━━━━━ Information given ━━━━━

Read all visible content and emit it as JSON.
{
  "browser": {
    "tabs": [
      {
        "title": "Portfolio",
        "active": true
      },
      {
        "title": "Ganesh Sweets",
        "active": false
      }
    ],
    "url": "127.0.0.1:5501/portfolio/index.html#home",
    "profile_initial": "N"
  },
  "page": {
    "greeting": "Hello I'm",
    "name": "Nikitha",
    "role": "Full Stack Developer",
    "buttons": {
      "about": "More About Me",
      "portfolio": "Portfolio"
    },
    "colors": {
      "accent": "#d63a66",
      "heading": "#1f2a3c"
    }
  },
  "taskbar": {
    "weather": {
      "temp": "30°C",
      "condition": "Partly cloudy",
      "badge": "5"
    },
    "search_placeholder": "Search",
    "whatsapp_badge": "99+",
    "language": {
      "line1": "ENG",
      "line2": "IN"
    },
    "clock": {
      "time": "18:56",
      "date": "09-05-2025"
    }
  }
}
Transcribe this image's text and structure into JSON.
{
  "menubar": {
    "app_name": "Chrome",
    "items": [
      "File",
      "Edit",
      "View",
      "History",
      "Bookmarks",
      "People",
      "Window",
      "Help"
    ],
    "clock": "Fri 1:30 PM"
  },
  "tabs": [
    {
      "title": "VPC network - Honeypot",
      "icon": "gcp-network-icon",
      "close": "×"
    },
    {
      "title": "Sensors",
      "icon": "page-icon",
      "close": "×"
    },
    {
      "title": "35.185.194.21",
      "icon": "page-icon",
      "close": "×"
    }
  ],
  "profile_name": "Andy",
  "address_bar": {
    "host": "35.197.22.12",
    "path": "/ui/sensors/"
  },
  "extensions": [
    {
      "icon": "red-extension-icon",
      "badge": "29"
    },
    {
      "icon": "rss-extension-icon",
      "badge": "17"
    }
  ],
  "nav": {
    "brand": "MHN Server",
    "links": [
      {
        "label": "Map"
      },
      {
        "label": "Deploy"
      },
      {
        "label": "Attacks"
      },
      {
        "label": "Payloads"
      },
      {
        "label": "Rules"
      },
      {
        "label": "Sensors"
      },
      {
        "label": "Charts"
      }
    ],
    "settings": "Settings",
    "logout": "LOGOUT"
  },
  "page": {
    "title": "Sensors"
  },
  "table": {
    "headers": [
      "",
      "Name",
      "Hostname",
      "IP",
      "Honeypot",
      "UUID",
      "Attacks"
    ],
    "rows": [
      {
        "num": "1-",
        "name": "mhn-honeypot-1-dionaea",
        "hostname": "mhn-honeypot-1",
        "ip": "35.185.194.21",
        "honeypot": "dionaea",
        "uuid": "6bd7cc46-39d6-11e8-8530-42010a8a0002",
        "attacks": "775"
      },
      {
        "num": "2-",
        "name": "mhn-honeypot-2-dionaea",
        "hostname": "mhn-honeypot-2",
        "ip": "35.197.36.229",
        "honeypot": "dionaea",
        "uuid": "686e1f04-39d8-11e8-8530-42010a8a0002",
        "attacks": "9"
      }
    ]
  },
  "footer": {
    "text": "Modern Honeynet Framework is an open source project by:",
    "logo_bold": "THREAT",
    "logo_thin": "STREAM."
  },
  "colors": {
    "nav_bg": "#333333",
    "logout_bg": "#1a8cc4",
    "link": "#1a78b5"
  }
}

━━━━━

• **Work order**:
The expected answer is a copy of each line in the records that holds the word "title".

• **Answer space**:
        "title": "Portfolio",
        "title": "Ganesh Sweets",
      "title": "VPC network - Honeypot",
      "title": "Sensors",
      "title": "35.185.194.21",
    "title": "Sensors"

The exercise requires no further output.